In case a new duke, newly broke and disgraced, and with whispers of treason the French part of his history doesn't have enough problems, he runs across Eddie.
Eddie, as it turns out, is the treasured pet of the Countess of Paxton, Roxanne Vanderhaven.
Roxanne Vanderhaven is clinging desperately to her life and sanity directly below him on a dangerous cliff, where the darling count has left her to die.
Even a man in a horrible mood can't resist a damsel in distress, especially not if he's a gentleman. Of course, Roxanne - who chooses any number of alternate identities throughout the book - is not nearly the damsel she appeared when dangling precariously by her last shreds of hope. This tiny fact Kress learns the hard way throughout the weeks that Roxanne hides in plain sight at his home, pretending to be a many-times-removed cousin and coming up with ways to uncover her fortune and make her feckless idiot of a husband repent.
Roxanne had been a happy wife to a clearly ungrateful husband, but the more time she spends at the Mount, Alex's estate, the more she remembers who she was back when she was just a mine-owner's daughter. The more of Roxanne that she uncovers, the more Alex appreciates a woman who isn't the portrait of social perfection. Unfortunately, Roxanne is off to the wilds of Scotland to start a new life under another new name and Alex is off to the altar with a girl of the Crown's choosing.

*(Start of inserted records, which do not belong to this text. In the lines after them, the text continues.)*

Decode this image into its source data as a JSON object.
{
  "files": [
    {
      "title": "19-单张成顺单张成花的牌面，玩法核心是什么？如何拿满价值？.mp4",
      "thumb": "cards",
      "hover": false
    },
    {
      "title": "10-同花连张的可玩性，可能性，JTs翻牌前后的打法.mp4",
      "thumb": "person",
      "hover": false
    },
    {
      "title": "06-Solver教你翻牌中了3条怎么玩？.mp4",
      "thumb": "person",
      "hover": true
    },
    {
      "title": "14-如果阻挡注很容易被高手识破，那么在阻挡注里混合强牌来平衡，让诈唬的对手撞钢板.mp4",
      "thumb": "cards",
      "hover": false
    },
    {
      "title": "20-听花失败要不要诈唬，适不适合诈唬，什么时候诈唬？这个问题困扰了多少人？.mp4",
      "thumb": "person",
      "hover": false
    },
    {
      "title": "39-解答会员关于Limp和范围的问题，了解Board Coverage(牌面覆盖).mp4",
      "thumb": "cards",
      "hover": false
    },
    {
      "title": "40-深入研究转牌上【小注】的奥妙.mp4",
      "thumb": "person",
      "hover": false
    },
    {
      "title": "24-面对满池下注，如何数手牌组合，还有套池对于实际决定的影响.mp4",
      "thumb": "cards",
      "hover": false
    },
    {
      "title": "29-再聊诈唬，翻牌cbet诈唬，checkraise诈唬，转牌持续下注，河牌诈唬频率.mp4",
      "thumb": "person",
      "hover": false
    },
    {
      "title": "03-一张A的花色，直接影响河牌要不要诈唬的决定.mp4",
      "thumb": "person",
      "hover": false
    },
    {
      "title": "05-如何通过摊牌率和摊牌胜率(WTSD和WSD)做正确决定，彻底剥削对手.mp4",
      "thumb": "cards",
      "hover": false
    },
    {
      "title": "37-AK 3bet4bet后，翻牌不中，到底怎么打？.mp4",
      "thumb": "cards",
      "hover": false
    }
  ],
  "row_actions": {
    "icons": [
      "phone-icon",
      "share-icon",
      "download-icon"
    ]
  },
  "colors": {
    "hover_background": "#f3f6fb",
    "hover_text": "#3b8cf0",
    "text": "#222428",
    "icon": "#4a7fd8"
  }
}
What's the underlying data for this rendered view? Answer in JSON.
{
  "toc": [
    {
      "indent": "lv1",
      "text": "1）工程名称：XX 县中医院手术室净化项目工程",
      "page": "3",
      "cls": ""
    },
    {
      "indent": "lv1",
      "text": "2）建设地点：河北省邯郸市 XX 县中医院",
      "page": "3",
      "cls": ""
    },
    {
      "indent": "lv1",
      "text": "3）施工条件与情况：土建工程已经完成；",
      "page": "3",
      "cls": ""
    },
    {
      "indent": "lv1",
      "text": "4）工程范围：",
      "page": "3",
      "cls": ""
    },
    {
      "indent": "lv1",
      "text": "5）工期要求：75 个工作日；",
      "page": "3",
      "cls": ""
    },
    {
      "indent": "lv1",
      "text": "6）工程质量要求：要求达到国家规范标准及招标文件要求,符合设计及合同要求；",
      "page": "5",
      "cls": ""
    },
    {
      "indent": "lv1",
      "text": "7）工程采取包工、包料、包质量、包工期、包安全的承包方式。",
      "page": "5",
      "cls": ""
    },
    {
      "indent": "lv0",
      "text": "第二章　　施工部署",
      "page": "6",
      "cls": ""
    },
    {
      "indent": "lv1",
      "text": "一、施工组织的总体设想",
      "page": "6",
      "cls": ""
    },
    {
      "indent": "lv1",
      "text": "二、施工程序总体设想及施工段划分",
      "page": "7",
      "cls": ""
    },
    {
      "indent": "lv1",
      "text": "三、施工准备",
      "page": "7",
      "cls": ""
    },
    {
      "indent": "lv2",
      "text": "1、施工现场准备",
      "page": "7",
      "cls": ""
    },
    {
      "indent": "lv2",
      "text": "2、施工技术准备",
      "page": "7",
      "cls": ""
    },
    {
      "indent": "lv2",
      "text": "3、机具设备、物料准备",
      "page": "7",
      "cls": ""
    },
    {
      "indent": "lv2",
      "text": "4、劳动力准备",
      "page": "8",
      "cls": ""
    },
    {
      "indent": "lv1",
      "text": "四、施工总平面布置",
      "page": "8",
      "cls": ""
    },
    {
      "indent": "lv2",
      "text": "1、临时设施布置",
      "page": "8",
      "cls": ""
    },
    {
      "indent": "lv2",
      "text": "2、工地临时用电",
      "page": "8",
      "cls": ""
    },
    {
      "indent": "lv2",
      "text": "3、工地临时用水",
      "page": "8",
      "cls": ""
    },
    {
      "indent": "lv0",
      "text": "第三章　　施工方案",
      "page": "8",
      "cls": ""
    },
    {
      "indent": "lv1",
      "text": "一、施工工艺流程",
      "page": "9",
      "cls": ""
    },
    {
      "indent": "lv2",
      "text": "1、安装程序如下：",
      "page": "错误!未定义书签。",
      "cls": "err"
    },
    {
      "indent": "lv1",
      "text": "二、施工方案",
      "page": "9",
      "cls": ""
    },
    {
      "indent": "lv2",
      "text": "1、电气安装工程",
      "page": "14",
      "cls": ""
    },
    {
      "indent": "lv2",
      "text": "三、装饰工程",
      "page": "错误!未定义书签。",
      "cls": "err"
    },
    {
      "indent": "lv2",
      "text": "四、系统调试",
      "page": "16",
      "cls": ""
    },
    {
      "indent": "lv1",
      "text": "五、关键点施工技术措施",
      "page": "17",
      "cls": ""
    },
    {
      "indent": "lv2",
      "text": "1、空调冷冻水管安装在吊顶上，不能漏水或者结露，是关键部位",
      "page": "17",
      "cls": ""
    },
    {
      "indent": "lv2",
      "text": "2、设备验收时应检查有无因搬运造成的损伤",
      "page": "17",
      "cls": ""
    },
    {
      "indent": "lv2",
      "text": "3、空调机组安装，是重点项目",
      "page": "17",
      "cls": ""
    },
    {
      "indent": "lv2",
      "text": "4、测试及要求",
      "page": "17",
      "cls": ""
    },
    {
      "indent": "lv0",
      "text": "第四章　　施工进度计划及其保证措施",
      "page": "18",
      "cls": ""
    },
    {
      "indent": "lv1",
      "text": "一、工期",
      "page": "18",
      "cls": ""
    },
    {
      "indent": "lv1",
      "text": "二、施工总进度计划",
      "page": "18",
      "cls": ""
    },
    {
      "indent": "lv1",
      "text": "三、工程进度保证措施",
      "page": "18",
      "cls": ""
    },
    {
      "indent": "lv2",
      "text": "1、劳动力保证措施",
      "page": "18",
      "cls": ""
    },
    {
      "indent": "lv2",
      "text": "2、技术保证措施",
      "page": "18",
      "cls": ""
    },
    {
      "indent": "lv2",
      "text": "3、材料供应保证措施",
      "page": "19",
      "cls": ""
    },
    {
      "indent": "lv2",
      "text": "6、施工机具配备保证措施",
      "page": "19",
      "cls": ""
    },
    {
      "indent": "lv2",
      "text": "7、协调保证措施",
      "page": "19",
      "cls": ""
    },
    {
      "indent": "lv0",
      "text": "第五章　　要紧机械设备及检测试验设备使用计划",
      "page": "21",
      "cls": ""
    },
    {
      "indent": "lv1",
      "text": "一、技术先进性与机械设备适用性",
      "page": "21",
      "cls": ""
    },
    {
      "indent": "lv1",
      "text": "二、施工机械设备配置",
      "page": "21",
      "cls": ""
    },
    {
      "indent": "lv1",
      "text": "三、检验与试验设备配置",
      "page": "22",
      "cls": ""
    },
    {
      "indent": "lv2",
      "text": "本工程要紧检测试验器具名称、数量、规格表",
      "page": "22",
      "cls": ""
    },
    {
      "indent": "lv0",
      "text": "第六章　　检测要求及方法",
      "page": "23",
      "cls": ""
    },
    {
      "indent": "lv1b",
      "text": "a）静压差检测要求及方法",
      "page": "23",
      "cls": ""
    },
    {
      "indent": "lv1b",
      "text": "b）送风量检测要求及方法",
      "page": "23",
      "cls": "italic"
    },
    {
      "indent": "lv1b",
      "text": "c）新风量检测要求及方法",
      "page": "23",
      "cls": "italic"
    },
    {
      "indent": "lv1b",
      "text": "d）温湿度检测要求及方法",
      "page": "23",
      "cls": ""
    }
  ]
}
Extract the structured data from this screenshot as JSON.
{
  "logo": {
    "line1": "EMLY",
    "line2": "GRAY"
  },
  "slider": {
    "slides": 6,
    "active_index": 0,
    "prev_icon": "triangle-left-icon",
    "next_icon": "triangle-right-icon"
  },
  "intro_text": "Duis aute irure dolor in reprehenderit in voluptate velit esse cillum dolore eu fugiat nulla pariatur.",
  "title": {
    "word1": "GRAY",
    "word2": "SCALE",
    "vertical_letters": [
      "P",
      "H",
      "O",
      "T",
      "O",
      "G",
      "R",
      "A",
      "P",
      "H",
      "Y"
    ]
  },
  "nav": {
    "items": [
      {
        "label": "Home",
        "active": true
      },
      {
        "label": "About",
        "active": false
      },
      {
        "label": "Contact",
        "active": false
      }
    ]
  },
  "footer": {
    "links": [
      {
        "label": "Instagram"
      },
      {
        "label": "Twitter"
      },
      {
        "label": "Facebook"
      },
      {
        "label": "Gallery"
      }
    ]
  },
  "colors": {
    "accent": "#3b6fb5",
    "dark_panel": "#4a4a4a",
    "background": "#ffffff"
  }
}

Okay, so Between the Duke and the Deep Blue Sea is about as historically accurate as ... well, as a historical romance can be expected to be. Nash sees no point in adhering to most of the social norms of the time; which, honestly, brings to the reader a nice blend of more modern mores and humor with the bits that make us love historicals: courting, courting, courting, carriages, balls, and dresses.